Washington State: It’s Luke Falk’s gig to lose, or so we postulate, because Mike Leach is keeping fairly quiet on the topic. However, if the spring game is any indication (Falk was 26-of-33 for 323 yards and two touchdowns), then he might have separated himself from Peyton Bender. He’s got some experience, having filled in for Connor Halliday last year, throwing 13 touchdowns to seven interceptions and completing 64.2 percent of his throws. He even ran for a touchdown. Leach-coached quarterbacks are destined for big numbers. If Falk has truly solidified his place as the starter, and given the offense he’s in, there’s a very good chance he’ll climb these rankings within the first few weeks of the season.
Washington: The only thing keeping the Huskies from being 12th in these rankings is that they at least have someone with game experience, Jeff Lindquist. He had a very efficient spring game and may have been able to create some separation between himself, K.J. Carta-Samuels and Jake Browning. But there is way too much unknown at this point. The competition should go well into fall camp and it’s probable that we’ll see multiple quarterbacks for the Huskies in what is likely a rebuilding year.

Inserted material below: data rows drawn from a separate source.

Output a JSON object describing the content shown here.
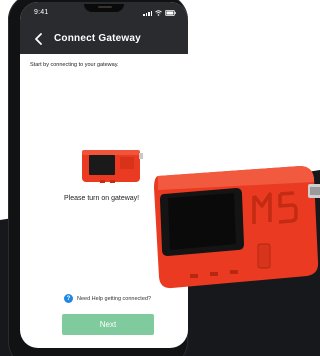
{
  "status_bar": {
    "time": "9:41"
  },
  "app_bar": {
    "title": "Connect Gateway",
    "back_icon": "back-arrow-icon"
  },
  "content": {
    "intro_text": "Start by connecting to your gateway.",
    "instruction": "Please turn on gateway!",
    "help_text": "Need Help getting connected?",
    "help_icon": "question-icon",
    "next_label": "Next"
  },
  "device": {
    "brand_mark": "M5"
  },
  "colors": {
    "app_bar": "#2a2b2f",
    "device_orange": "#ea3b22",
    "next_button": "#7fcb9d",
    "help_icon": "#1e88e5",
    "dark_background": "#17181b"
  }
}
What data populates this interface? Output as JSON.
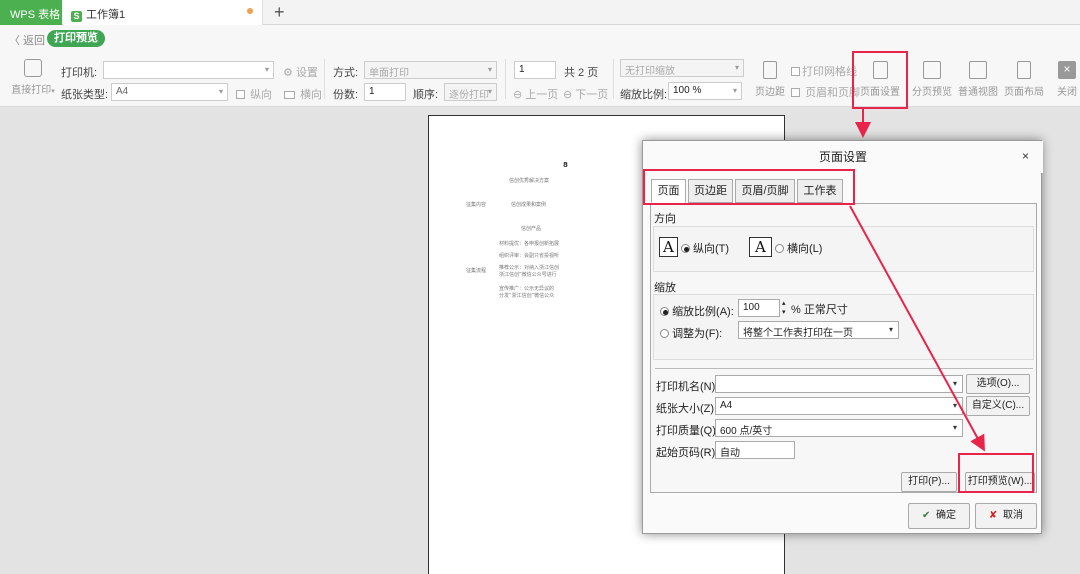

Oregon State: Remember, these are post-spring, and right now we just don’t know enough to place the Beavers' signal-callers any higher. None of them have any playing experience. And whether Seth Collins or Nick Mitchell gets the job (new head coach Gary Andersen said Marcus McMaryion did enough to compete for the No. 2 spot, but not No. 1), it’s an uphill climb under a completely new coaching staff. That’s not to say these guys won’t succeed. Collins was all the rage coming out of the spring game for his versatility and athleticism. But spring games are just that … barely glorified scrimmages. Too much inexperience and too many unknowns to rate OSU higher at this point.